As KGB agents escort him onto the bridge, Powers’ legs tremble. He’s already decided that if something goes wrong with the exchange, he’s going to make a break for the other side figuring a bullet in the back is better than returning to the Soviet prison he was held captive in.
Two years ago, in August 1960, Powers pleaded guilty to espionage charges in Moscow. He was sentenced to 10 years; three in prison and then seven more doing hard labor. But his incarceration a hundred and fifty miles east of Moscow was cut short in early February of this year when news arrived an agreement had been made to swap him for a Soviet spy.
Now, accompanied by KGB agents, Powers walks toward the center of the Glienicke Bridge. A white line marks the boundary between east and west. A group of men waits on the other side. One of them, an American, steps forward and crosses the painted border to approach Powers.
He shakes Powers’ hand and asks, “What was the name of your high-school football coach?” It’s a security question meant to verify his identity. Powers remembers filling it in on a form years ago. But today, in the strain of the moment, he can’t remember. Powers’ mind is blank. He knows that if he can’t come up with a name, they might not take him. So Powers blurts out the names of his wife, his mother, his dog, desperate to convince these men that he is who he says he is.
The American and the rest of the men return to the western side of the bridge to confer. Finally, after a long wait, at 8:52 AM, they wave Powers forward. He glances at the KGB men, but they make no move to stop him as he walks across the border. At the exact same time, a scrawny man in his fifties passes him from the other side.
Gary Powers and Willie Fisher are both free.

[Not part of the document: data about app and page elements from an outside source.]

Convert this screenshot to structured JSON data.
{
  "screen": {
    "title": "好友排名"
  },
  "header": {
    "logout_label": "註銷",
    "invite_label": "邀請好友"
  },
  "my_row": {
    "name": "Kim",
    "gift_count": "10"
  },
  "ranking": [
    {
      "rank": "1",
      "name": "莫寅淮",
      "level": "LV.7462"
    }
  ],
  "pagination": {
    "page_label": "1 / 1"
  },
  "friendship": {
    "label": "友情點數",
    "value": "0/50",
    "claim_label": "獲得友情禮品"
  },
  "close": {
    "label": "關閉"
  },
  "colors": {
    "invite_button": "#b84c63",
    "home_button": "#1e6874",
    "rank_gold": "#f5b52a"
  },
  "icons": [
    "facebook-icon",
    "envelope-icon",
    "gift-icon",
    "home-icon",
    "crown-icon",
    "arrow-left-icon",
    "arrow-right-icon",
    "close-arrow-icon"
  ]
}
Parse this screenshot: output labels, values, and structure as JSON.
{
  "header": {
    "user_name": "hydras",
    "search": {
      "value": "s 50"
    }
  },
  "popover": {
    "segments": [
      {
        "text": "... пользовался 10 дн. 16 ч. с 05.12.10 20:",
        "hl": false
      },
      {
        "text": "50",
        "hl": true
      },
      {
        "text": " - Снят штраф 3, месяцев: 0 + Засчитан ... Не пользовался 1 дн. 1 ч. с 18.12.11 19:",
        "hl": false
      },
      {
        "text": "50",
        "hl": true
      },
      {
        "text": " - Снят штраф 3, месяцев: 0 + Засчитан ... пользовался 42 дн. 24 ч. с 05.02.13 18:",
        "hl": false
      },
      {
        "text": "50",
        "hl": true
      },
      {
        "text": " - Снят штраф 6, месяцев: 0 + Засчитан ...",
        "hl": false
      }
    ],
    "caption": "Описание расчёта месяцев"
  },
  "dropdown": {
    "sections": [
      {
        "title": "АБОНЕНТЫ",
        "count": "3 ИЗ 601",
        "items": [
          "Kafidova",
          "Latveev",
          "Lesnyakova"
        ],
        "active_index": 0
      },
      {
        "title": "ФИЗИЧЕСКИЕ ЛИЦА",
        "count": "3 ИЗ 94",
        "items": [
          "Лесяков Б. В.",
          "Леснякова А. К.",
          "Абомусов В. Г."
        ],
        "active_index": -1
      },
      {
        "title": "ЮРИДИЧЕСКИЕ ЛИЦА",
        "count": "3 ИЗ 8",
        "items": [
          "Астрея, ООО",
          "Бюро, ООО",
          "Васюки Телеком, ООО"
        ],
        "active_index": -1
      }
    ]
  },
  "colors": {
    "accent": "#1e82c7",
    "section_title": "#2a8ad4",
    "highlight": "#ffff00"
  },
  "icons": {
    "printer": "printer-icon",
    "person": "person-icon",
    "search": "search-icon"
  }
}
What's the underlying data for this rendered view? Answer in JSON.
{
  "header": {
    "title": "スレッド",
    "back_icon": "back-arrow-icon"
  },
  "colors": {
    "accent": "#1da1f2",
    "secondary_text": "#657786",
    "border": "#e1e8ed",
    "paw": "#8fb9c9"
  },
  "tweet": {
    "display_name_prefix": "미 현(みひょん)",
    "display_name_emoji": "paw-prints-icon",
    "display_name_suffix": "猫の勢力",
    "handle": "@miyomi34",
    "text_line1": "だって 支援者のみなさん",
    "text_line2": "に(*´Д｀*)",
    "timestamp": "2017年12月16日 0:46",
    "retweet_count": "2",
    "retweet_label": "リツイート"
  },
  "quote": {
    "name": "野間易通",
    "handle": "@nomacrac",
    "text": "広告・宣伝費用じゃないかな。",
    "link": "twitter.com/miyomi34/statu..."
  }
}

In the aftermath of the spy swap, both countries declare the prisoner exchange a victory. In America, Kennedy’s White House holds a triumphant late-night conference that lands the story of Powers’ release on the front page of The Washington Post and New York Times. After his release, Powers retires from the CIA to become a private pilot. But for years, he has nightmares about his time as a prisoner in Russia. He will later die in a helicopter crash. After which the American government will award him the Silver Star for valor.
The spy swap of pilot Gary Powers for artist Willie Fisher did not ease the tensions of the Cold War. Throughout the several decades after the swap, the two superpowers’ attempts at espionage and hard-nosed diplomacy only continued, reaching its first new peak only months after the swap during the Cuban Missile Crisis. But for a small moment, an agreement was reached when an American lawyer from the Bronx arranged a deal with the KGB, setting CIA pilot Gary Powers free on February 10th, 1962.
Next on History Daily.February 13th, 1935. Carpenter Bruno Hauptmann is convicted of the abduction and murder of the 20-month-old son of famous American aviator, Charles Lindbergh – a case that will make kidnapping a federal crime.
From Noiser and Airship, this is History Daily, hosted, edited, and executive produced by me, Lindsay Graham.
Audio editing by Mollie Baack.
Music and sound design by Lindsay Graham.
This episode is written and researched by William Simpson.
Executive Producers are Steven Walters for Airship, and Pascal Hughes for Noiser.